Instrumental Expressways: Sufjan Stevens and “The BQE”

Technically, I’ve never seen the Brooklyn-Queens Expressway. But while hearing Sufjan Stevens’ new album, an orchestral suite inspired by and named after the ‘BQE’, pictures of the highway instilled in my mind. They look like this:

The view from an overpass at night. Cityscape is visible, traffic lull is audible.
Freeway at rush hour: angry honks punctuate the amusing song of a million routines colliding.
Sleepwalking down a boulevard, everything moves in hazy harmony.

These are but a few of the many images invoked by “The BQE,” the latest release of Sufjan Stevens and Asthamtic Kitty Records. Stevens wrote the suite for the Brooklyn Academy of Music, and used it as the soundtrack for a silent film he created centered around the BQE, a leviathan of urban planning, “one of Brooklyn’s most notable icons of urban blight.” Plunging through suburbia and industrial zones alike, the BQE inspired Stevens to write the 13 pieces that constitute “The BQE.” Completely instrumental, the pieces are reminiscent at points of composers such as Gershwin (see especially “Movement V—Self-Organizing Emergent Patterns”), Ives, and Elfman’s earlier years.

A “cinematic suite inspired by the Brooklyn-Queens Expressway and the Hula-Hoop,” the album marks yet another new style for Stevens, a composer who refuses to be pinned down into a single genre. And yet, for those familiar with Sufjan’s prior works, “The BQE” will contain reminiscence, even if through a fresh sound. The instrumental interludes scattered throughout “Come On! Feel the Illinoise!” (2005) can be seen as forerunners of “The BQE.” The feeling conveyed by both, as with Steven’s vast body of other works–such as the electronic “A Sun Came” (2000) or folk “Michigan” (2003)–is identical, and yet the medium differs drastically between them. Just as, for example, The Odyssey of Homer and William Yeat’s poem “The Stolen Child” convey similar images of nostalgia and endless adventure’s siren song, Stevens seamlessly adapts a myriad of methods for manifesting his insightful perspective on community, movement, and the supernatural. “The BQE” is Sufjan’s orchestral manifestation of this perspective. Each piece depicts Stevens’ meditation on the foibles of humankind, sometimes through impish joy, but always with an undertone of quiet observance of folly inherent in humanity’s determined strides through freeways and decades.

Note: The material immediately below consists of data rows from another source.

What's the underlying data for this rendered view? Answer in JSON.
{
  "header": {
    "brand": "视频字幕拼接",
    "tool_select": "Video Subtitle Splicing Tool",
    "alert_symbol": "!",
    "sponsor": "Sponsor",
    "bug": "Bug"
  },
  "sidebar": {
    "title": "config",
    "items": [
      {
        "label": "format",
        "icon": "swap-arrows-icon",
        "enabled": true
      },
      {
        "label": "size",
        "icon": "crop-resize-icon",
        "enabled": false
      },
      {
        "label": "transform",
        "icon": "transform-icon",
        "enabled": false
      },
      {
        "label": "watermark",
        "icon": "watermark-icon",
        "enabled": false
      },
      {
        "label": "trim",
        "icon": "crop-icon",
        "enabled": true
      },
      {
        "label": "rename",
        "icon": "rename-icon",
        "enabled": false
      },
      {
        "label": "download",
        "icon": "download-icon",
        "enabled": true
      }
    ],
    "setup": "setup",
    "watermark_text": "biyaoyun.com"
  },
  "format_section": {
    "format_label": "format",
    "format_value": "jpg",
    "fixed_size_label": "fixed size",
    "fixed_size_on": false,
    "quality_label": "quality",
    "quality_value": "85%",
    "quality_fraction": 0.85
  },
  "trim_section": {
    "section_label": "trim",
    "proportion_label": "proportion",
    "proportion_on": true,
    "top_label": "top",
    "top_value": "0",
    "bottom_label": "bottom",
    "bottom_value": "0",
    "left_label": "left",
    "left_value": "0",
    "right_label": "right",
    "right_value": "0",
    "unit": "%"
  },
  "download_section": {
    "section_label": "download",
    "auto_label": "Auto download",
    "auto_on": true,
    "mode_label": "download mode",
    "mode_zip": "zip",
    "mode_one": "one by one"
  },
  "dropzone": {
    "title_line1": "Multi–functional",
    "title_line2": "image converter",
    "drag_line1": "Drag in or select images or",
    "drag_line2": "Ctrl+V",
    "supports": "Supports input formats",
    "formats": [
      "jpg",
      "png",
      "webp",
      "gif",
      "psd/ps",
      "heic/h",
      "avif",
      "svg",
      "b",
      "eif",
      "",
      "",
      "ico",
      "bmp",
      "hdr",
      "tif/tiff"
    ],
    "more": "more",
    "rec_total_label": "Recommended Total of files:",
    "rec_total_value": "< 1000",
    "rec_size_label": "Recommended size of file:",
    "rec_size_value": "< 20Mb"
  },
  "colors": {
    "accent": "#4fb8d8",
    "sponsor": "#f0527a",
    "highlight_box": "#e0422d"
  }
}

Were I to describe “The BQE” in a word, it would be “trill,” which is fitting considering the subject matter is an expressway. Certain tracks, such as “Movement VI—Isorhythmic Night Dance with Interchanges,” especially communicate the  rhythmic chaos of city traffic. Variations on this imagery—which correspond, in “The BQE,” to certain musical themes—are endless, just like various combinations of trills. Fast? Slow? Minor? Major? Sufjan Stevens grasps the city’s voice, which like any voice, communicates unity through a variety of tones.

From something concrete and mediocre—the BQE—Stevens creates “The BQE,” an inspiring reconsideration of a thing deemed irredeemable. Stevens explores the beauty he finds beyond and beneath mere appearance in even the most unsightly environments. In doing so, Stevens, a practicing Anglo-Catholic, proclaims the same Gospel that Christ proclaimed when he said, “Blessed are the poor in spirit, for theirs is the kingdom of heaven. Blessed are those who mourn, for they shall be comforted. Blessed are the meek, for they shall inherit the earth.”

“The BQE” was released by Asthmatic Kitty Records on October 20, 2009. A free download of the track “Movement VI—Isorhythmic Night Dance with Interchanges” is available from their website.

Published by

Robin Dembroff

Robin Dembroff is a student at the Torrey Honors Institute at Biola University, pursuing degrees in Philosophy and English Literature. Her writing has been recognized by the Visalia Times Delta, Ayn Rand Institute, Michael L. Roston Creative Writing Contest, Torn Curtain – The Zine, Biola English Guild’s St. John the Apostle Paper Conference, and the Biola History/Gov’t/Social Science Department’s J.O. Henry Award.